It is well known that 70-80% of Nigerians pay for health care out of pocket. This absence of financial protection has tilted most Nigerians into poverty, due mainly to low insurance penetration, which is a measure of the relationship between premiums earned and the nation’s GDP, put at less than 6 percent. This gross inability of Nigeria as a country to provide health insurance to most of its citizens, especially those in the informal sector, at least till now, made me appreciate very much the lecture delivered by Joseph Kutzin of the WHO health financing unit. In the lecture he discussed the thorny issue of how to ensure that persons without regular salaried employment (the “informal sector”) are able to obtain the health services they need, with financial protection. He also showed how to apply a functional approach to a major health financing challenge, demonstrating the importance of this way of thinking and of taking a comprehensive view. Overall emphasis was on the value of re-framing the challenge away from “how do we get the informal sector to contribute” and towards “how do we ensure financial access and financial protection for everyone” irrespective of their employment status. As a firm believer and defender of Community Based Health Insurance as a path towards UHC, I began to see reasons why this may not be the best option for LMICs. Rather, for Nigeria to cover its informal sector with health insurance, it needs to devise more innovative financing options and block existing leakages in the management of finances in the country. In addition, health insurance needs to be made compulsory while utilizing the revenue from taxes, petroleum subsidies and other deductions to subsidize contributions for the poor.
The take-home message
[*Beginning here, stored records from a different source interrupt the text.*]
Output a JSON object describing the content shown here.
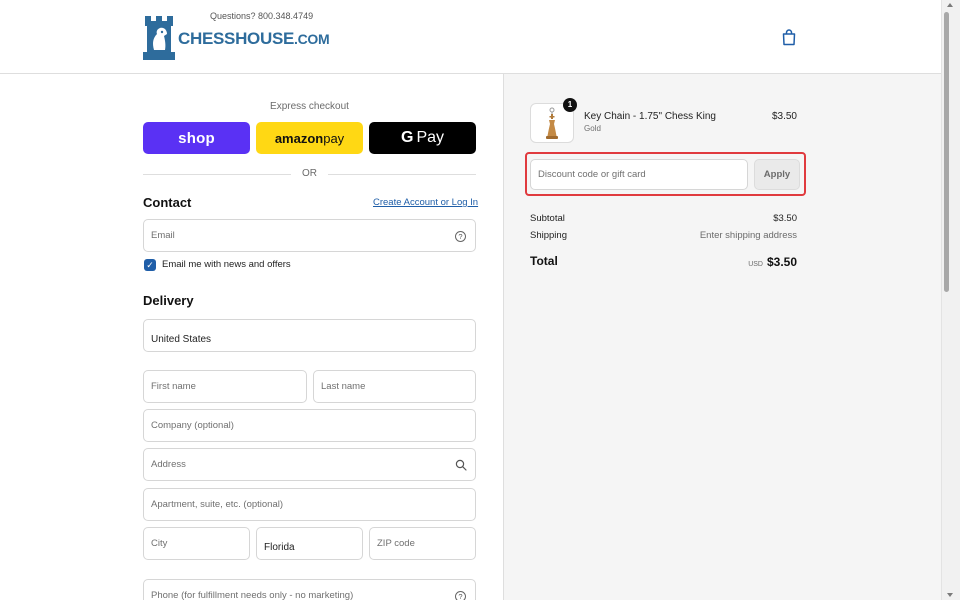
{
  "header": {
    "brand_name": "CHESSHOUSE",
    "brand_suffix": ".COM",
    "questions": "Questions? 800.348.4749",
    "icons": {
      "logo": "rook-knight-logo",
      "cart": "shopping-bag-icon"
    }
  },
  "express": {
    "label": "Express checkout",
    "shop_label": "shop",
    "amazon_label_bold": "amazon",
    "amazon_label": " pay",
    "gpay_g": "G",
    "gpay_label": "Pay",
    "or": "OR"
  },
  "contact": {
    "title": "Contact",
    "login_link": "Create Account or Log In",
    "email_placeholder": "Email",
    "news_checked": true,
    "news_label": "Email me with news and offers"
  },
  "delivery": {
    "title": "Delivery",
    "country": "United States",
    "first_name_placeholder": "First name",
    "last_name_placeholder": "Last name",
    "company_placeholder": "Company (optional)",
    "address_placeholder": "Address",
    "apartment_placeholder": "Apartment, suite, etc. (optional)",
    "city_placeholder": "City",
    "state": "Florida",
    "zip_placeholder": "ZIP code",
    "phone_placeholder": "Phone (for fulfillment needs only - no marketing)"
  },
  "order": {
    "quantity": "1",
    "product_name": "Key Chain - 1.75\" Chess King",
    "variant": "Gold",
    "price": "$3.50",
    "discount_placeholder": "Discount code or gift card",
    "apply_label": "Apply",
    "subtotal_label": "Subtotal",
    "subtotal_value": "$3.50",
    "shipping_label": "Shipping",
    "shipping_value": "Enter shipping address",
    "total_label": "Total",
    "total_currency": "USD",
    "total_value": "$3.50"
  },
  "colors": {
    "brand_blue": "#2e6c9c",
    "shop_purple": "#5a31f4",
    "amazon_yellow": "#ffd814",
    "link_blue": "#1f5ea8",
    "highlight_red": "#e03a3e"
  }
}
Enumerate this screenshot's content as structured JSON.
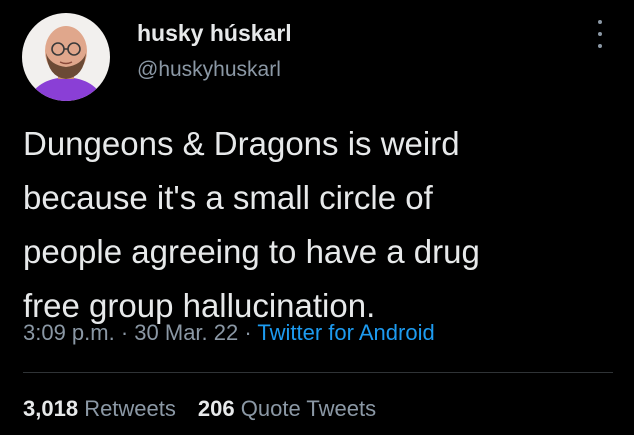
{
  "author": {
    "display_name": "husky húskarl",
    "handle": "@huskyhuskarl"
  },
  "tweet": {
    "text_lines": [
      "Dungeons & Dragons is weird",
      "because it's a small circle of",
      "people agreeing to have a drug",
      "free group hallucination."
    ]
  },
  "meta": {
    "time": "3:09 p.m.",
    "separator1": " · ",
    "date": "30 Mar. 22",
    "separator2": " · ",
    "source": "Twitter for Android"
  },
  "stats": {
    "retweets_count": "3,018",
    "retweets_label": "Retweets",
    "quotes_count": "206",
    "quotes_label": "Quote Tweets"
  },
  "icons": {
    "more": "more-options-icon",
    "avatar": "profile-avatar"
  },
  "colors": {
    "background": "#000000",
    "primary_text": "#e7e9ea",
    "secondary_text": "#8b98a5",
    "link": "#1d9bf0",
    "divider": "#2f3336",
    "avatar_shirt": "#8a3fd6",
    "avatar_bg": "#f2f0ee"
  }
}
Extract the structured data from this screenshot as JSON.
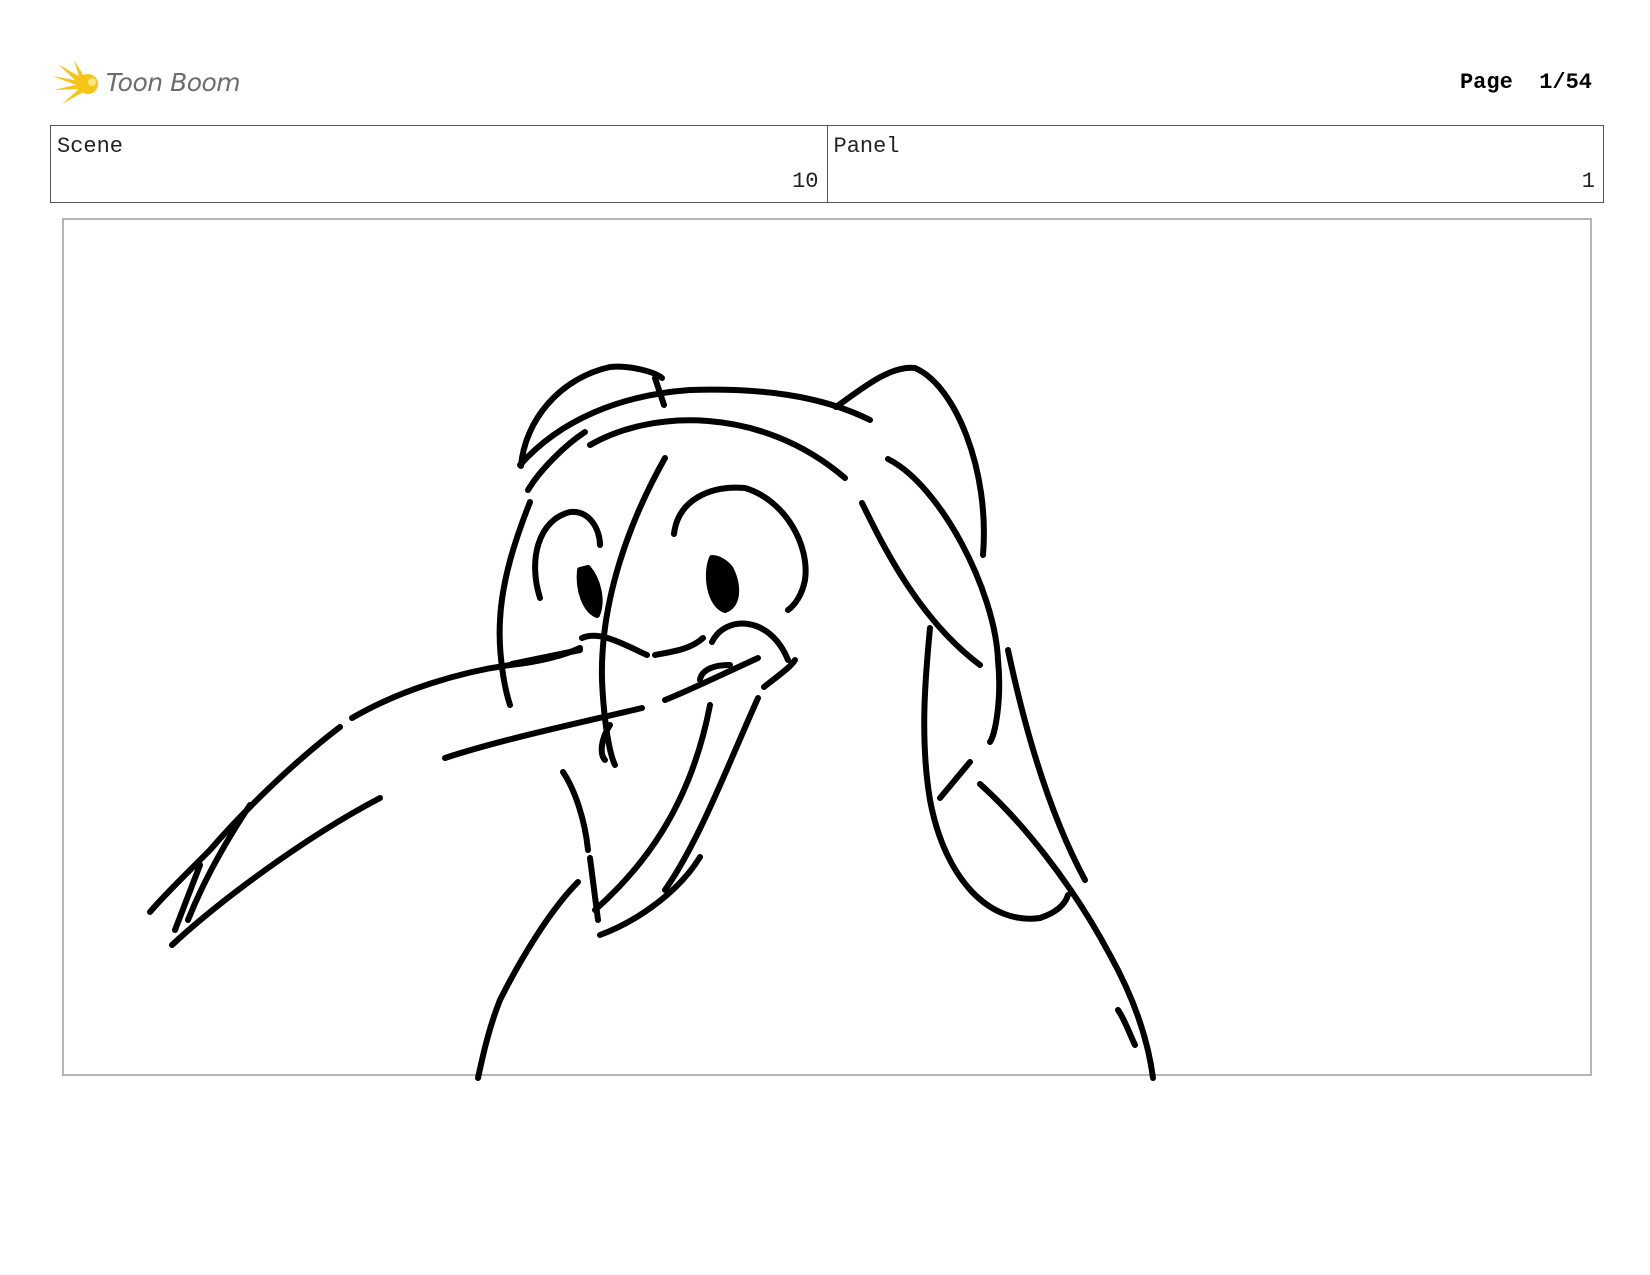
{
  "header": {
    "logo_text": "Toon Boom",
    "logo_icon": "starburst-icon",
    "page_label": "Page",
    "page_value": "1/54"
  },
  "info": {
    "scene_label": "Scene",
    "scene_value": "10",
    "panel_label": "Panel",
    "panel_value": "1"
  },
  "panel": {
    "drawing": "penguin-sketch"
  },
  "colors": {
    "logo_yellow": "#f5c518",
    "logo_text": "#6d6d6d",
    "frame_border": "#b5b5b5",
    "ink": "#000000"
  }
}
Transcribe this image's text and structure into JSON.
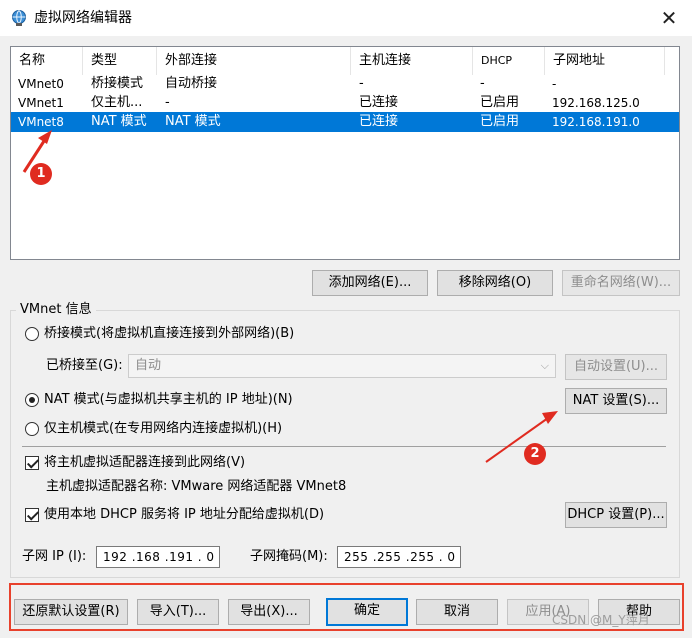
{
  "window": {
    "title": "虚拟网络编辑器",
    "close_icon": "✕"
  },
  "table": {
    "headers": [
      "名称",
      "类型",
      "外部连接",
      "主机连接",
      "DHCP",
      "子网地址"
    ],
    "rows": [
      {
        "name": "VMnet0",
        "type": "桥接模式",
        "external": "自动桥接",
        "host": "-",
        "dhcp": "-",
        "subnet": "-"
      },
      {
        "name": "VMnet1",
        "type": "仅主机...",
        "external": "-",
        "host": "已连接",
        "dhcp": "已启用",
        "subnet": "192.168.125.0"
      },
      {
        "name": "VMnet8",
        "type": "NAT 模式",
        "external": "NAT 模式",
        "host": "已连接",
        "dhcp": "已启用",
        "subnet": "192.168.191.0"
      }
    ],
    "selected_index": 2
  },
  "list_buttons": {
    "add": "添加网络(E)...",
    "remove": "移除网络(O)",
    "rename": "重命名网络(W)..."
  },
  "vmnet_info": {
    "title": "VMnet 信息",
    "bridge_mode": "桥接模式(将虚拟机直接连接到外部网络)(B)",
    "bridged_to_label": "已桥接至(G):",
    "bridged_to_value": "自动",
    "auto_settings": "自动设置(U)...",
    "nat_mode": "NAT 模式(与虚拟机共享主机的 IP 地址)(N)",
    "nat_settings": "NAT 设置(S)...",
    "host_only": "仅主机模式(在专用网络内连接虚拟机)(H)",
    "connect_adapter": "将主机虚拟适配器连接到此网络(V)",
    "adapter_name": "主机虚拟适配器名称: VMware 网络适配器 VMnet8",
    "use_dhcp": "使用本地 DHCP 服务将 IP 地址分配给虚拟机(D)",
    "dhcp_settings": "DHCP 设置(P)...",
    "subnet_ip_label": "子网 IP (I):",
    "subnet_ip": "192 .168 .191 . 0",
    "subnet_mask_label": "子网掩码(M):",
    "subnet_mask": "255 .255 .255 . 0",
    "selected_mode": "nat",
    "connect_adapter_checked": true,
    "use_dhcp_checked": true
  },
  "footer": {
    "restore": "还原默认设置(R)",
    "import": "导入(T)...",
    "export": "导出(X)...",
    "ok": "确定",
    "cancel": "取消",
    "apply": "应用(A)",
    "help": "帮助"
  },
  "annotations": {
    "badge1": "1",
    "badge2": "2"
  },
  "watermark": "CSDN @M_Y萍月",
  "colors": {
    "selection": "#0078d7",
    "annotation_red": "#e02b20",
    "accent_blue": "#0078d7"
  }
}
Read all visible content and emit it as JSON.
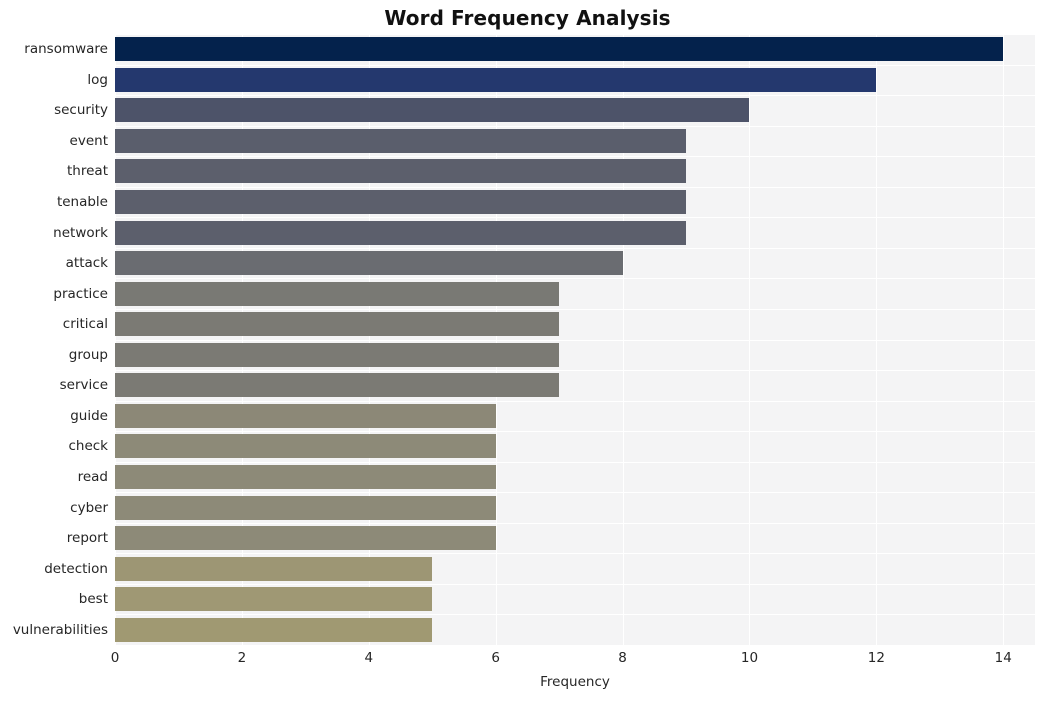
{
  "chart_data": {
    "type": "bar",
    "orientation": "horizontal",
    "title": "Word Frequency Analysis",
    "xlabel": "Frequency",
    "ylabel": "",
    "categories": [
      "ransomware",
      "log",
      "security",
      "event",
      "threat",
      "tenable",
      "network",
      "attack",
      "practice",
      "critical",
      "group",
      "service",
      "guide",
      "check",
      "read",
      "cyber",
      "report",
      "detection",
      "best",
      "vulnerabilities"
    ],
    "values": [
      14,
      12,
      10,
      9,
      9,
      9,
      9,
      8,
      7,
      7,
      7,
      7,
      6,
      6,
      6,
      6,
      6,
      5,
      5,
      5
    ],
    "bar_colors": [
      "#04224c",
      "#24386e",
      "#4d5369",
      "#5a5e6c",
      "#5c5f6c",
      "#5c5f6c",
      "#5c5f6c",
      "#6a6c71",
      "#797974",
      "#7b7a74",
      "#7b7a74",
      "#7b7a74",
      "#8c8877",
      "#8d8a78",
      "#8d8a78",
      "#8d8a78",
      "#8d8a78",
      "#9d9674",
      "#9f9874",
      "#a09972"
    ],
    "xticks": [
      0,
      2,
      4,
      6,
      8,
      10,
      12,
      14
    ],
    "xtick_labels": [
      "0",
      "2",
      "4",
      "6",
      "8",
      "10",
      "12",
      "14"
    ],
    "xlim": [
      0,
      14.5
    ],
    "grid": true,
    "grid_color": "#ffffff",
    "plot_background": "#f4f4f5",
    "figure_background": "#ffffff",
    "legend": "none",
    "style": "whitegrid"
  }
}
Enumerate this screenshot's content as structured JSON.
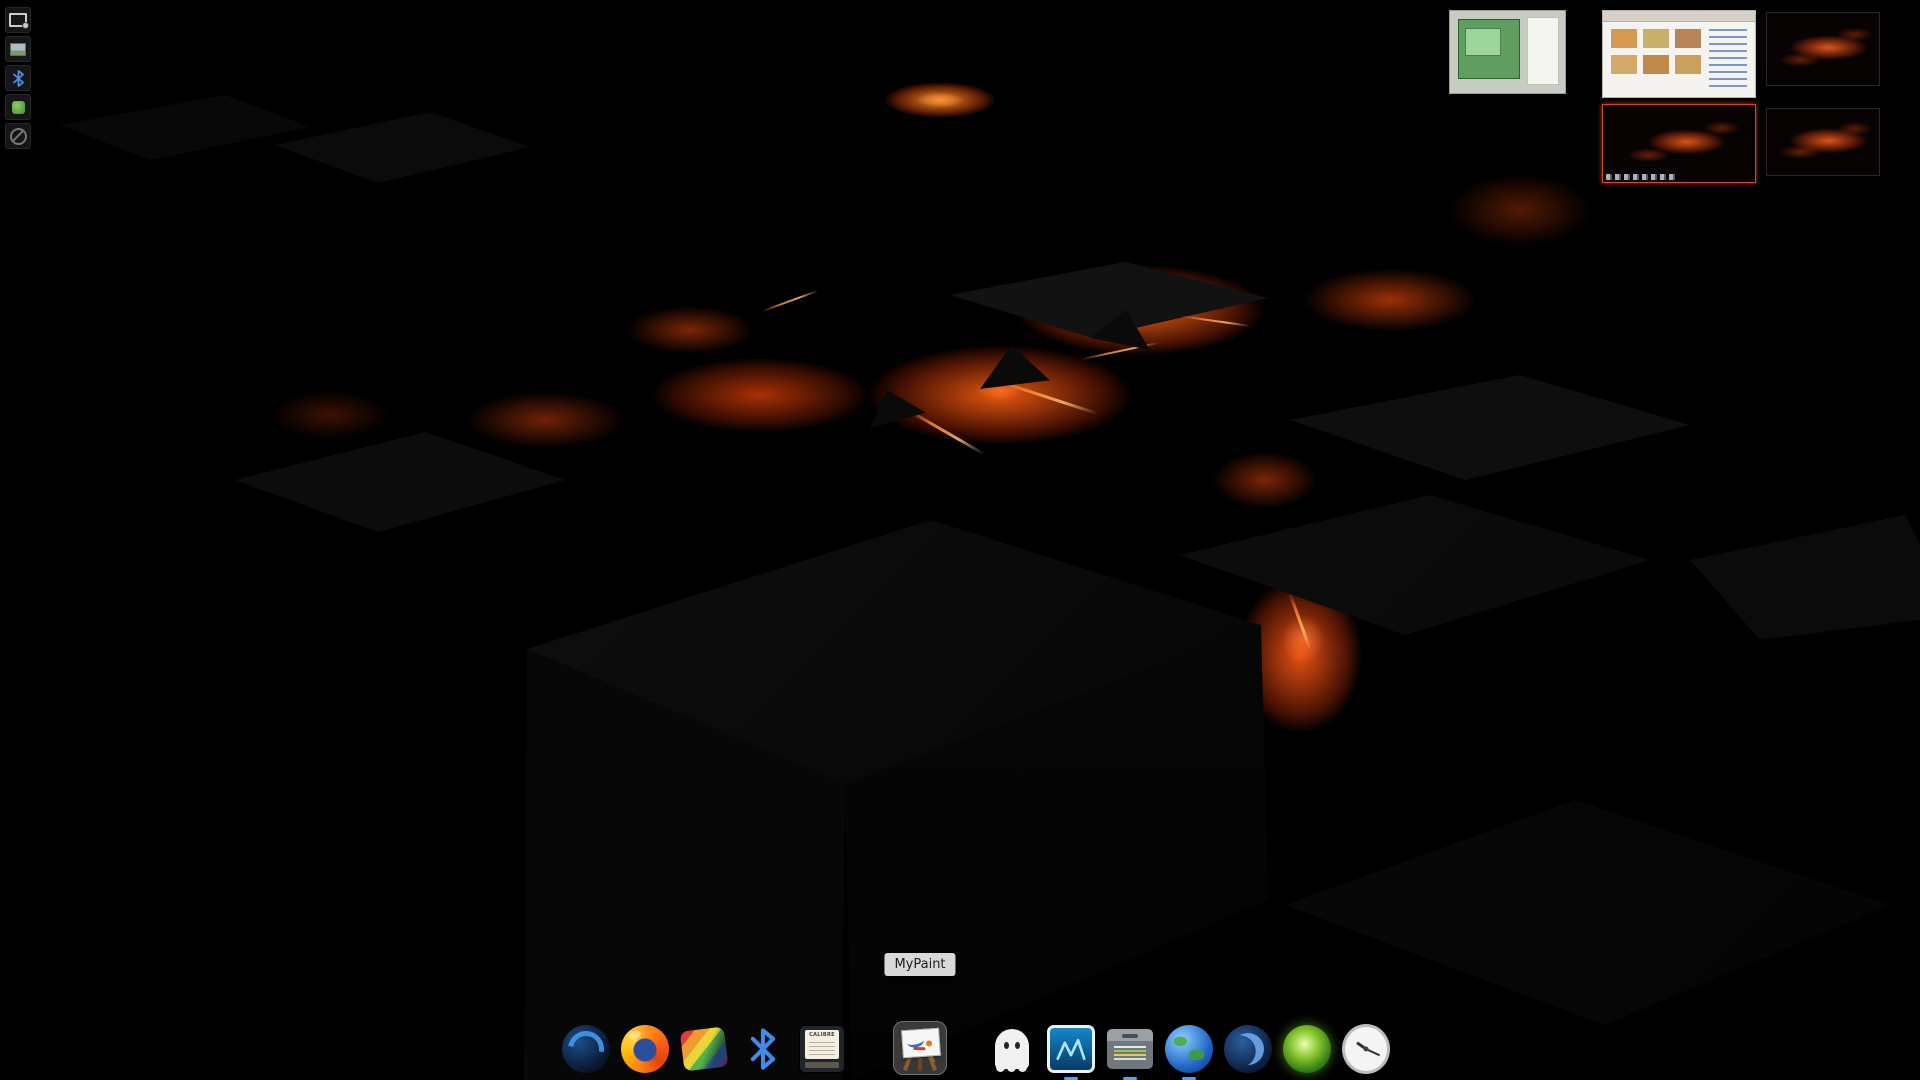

The course was for me a very good opportunity to network with likeminded experts. I learnt a lot from my colleagues in Rwanda who struggle with the challenge of balancing population coverage and quality, or from my friends from Ghana who struggle to balance expenditure with income of the national health insurance scheme, and of course from experts in Indonesia whose reform to capture the middle class into the country’s UC health insurance is yielding fruits. Above all it was obvious to me and all other participants in the course that countries have reached UHC and that even more countries can and will reach UHC through different paths and trajectories. We agreed, though, that political commitment, community ownership, desire for social change as well as innovative financing options and efficient utilization of resources are all key to the attainment of UHC in countries.
 The “Casa Convalescència”, as the venue was called, is a magnificent cultural edifice of humanity that forms part of the complex of the "Hospital de la Santa Creu Sant Pau". It was designed in the late 19th century to alleviate the shortage of hospital space in Barcelona and was meant to serve as a relaxation center for recovering patients. It is now managed by the Universitat Autònoma of Barcelona as a center of academic excellence. The serenity of the place, the magnificent view, the quality of the resource persons, the nice and delicious meals as well as the hospitable nature of the people all contributed in no small way to the success of the training.